Even though Erich Korngold (1897–1957) was born in Europe, he can be considered a great American composer who impacted the history of the film industry in Hollywood. Korngold was a child prodigy, composing from a very young age and known among the world’s leading composers. After a successful career in Austria, film director Max Reinhardt brought the young man to Hollywood to help with the music for the film version of A Midsummer Night’s Dream (1935). Warner Brothers was so impressed by his work that they hired him to write the score for Captain Blood (1935) followed by Anthony Adverse (1936) for which he won his first Oscar. Korngold was a key composer who helped turn film music into the art form we know it as today. Besides film music, he also is known for his work with opera, symphonies, chamber works, concertos, and more. Listen here to his lovely Oscar-winning score to Robin Hood (1938).

Thursday, July 6, 2017

Sousa's "The Stars and Stripes Forever"

John Philip Sousa is the perfect composer to talk about during the week we celebrate Independence Day in America. Born in Washington DC in 1854, Sousa was raised surrounded by band music. His father played trombone in the U.S. Marine Band and young Sousa began learning band instruments, as well as the violin, by the age of six!

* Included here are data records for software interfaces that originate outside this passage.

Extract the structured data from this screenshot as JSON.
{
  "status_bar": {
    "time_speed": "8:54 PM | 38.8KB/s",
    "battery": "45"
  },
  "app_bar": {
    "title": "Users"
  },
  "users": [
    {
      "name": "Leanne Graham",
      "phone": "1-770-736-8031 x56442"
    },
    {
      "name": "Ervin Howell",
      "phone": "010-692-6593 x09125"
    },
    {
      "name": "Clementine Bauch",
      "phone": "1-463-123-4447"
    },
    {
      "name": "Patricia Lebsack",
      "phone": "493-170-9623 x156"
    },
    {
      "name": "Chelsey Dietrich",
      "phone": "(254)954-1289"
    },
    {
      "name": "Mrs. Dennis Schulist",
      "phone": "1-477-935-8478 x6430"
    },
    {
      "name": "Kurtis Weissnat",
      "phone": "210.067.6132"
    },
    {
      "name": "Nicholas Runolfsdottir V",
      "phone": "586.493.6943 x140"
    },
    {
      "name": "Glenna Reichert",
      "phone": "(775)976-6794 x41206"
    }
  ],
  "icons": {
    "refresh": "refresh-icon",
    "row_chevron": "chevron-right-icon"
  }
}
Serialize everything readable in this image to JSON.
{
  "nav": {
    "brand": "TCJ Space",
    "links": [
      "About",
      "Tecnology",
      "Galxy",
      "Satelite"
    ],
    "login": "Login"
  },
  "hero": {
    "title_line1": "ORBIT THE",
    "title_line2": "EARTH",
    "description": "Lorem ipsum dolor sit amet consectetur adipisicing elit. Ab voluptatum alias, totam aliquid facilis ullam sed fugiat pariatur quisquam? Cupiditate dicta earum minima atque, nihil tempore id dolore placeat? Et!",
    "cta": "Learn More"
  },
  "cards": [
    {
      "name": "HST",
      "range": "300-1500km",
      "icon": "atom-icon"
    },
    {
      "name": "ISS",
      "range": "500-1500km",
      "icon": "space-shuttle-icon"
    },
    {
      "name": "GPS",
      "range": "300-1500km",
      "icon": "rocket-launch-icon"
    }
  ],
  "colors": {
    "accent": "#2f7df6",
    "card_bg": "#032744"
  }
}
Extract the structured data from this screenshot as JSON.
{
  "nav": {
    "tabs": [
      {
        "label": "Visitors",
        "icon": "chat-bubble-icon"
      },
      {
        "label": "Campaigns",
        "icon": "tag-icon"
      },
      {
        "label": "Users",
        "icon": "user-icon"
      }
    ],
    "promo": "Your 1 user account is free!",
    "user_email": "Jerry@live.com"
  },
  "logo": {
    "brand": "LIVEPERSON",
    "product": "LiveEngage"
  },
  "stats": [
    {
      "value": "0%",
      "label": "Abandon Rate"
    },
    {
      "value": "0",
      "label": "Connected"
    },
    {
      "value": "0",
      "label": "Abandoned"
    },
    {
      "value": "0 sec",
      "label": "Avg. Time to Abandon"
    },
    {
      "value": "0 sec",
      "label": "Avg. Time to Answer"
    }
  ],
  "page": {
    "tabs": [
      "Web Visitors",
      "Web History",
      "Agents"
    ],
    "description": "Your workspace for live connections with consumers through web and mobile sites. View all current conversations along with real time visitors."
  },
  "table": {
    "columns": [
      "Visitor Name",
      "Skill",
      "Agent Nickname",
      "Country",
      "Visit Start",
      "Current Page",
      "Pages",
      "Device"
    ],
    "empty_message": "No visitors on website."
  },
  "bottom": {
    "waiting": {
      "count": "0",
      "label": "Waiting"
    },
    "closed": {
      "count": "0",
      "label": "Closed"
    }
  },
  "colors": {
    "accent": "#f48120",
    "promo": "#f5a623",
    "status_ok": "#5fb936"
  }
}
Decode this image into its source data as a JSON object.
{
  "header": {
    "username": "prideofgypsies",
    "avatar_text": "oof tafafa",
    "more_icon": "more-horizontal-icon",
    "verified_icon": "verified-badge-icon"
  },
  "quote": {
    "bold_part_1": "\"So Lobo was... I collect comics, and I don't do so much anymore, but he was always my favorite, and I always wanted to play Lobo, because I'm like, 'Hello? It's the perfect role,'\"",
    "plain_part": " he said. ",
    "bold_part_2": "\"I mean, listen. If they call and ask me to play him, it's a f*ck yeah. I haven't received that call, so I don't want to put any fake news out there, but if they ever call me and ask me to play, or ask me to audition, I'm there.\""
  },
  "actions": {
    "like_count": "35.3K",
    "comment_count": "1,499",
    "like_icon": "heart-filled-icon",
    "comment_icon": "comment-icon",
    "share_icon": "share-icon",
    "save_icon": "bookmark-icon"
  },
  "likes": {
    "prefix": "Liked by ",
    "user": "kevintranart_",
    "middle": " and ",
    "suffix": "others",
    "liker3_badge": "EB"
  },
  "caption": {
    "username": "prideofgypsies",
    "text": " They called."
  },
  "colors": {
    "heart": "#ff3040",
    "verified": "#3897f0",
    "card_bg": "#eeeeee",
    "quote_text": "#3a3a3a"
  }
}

When he tried to run away and join a circus band as a teenager, his father found him and put him in the Marine Band.

At age 21, Sousa left the Marine Band and went on to perform violin and conduct theater orchestras. After marrying his wife several years later, he returned to DC to become the Marine Band leader. He conducted the band for twelve years before starting up his own band, The Sousa Band. With this band, Sousa traveled the world, spreading patriotism wherever he performed. While he did write several operettas, Sousa is mainly remembered for his band music.

“The Stars and Stripes Forever” is perhaps his most famous march and has become symbolic of America and the flag. He wrote the march while feeling homesick on a voyage home from Europe. The piece was such a hit that most people expected to hear it at every Sousa Band concert. It’s ironic that “The Stars and Stripes Forever” ended up being the last piece Sousa conducted before passing away in 1932.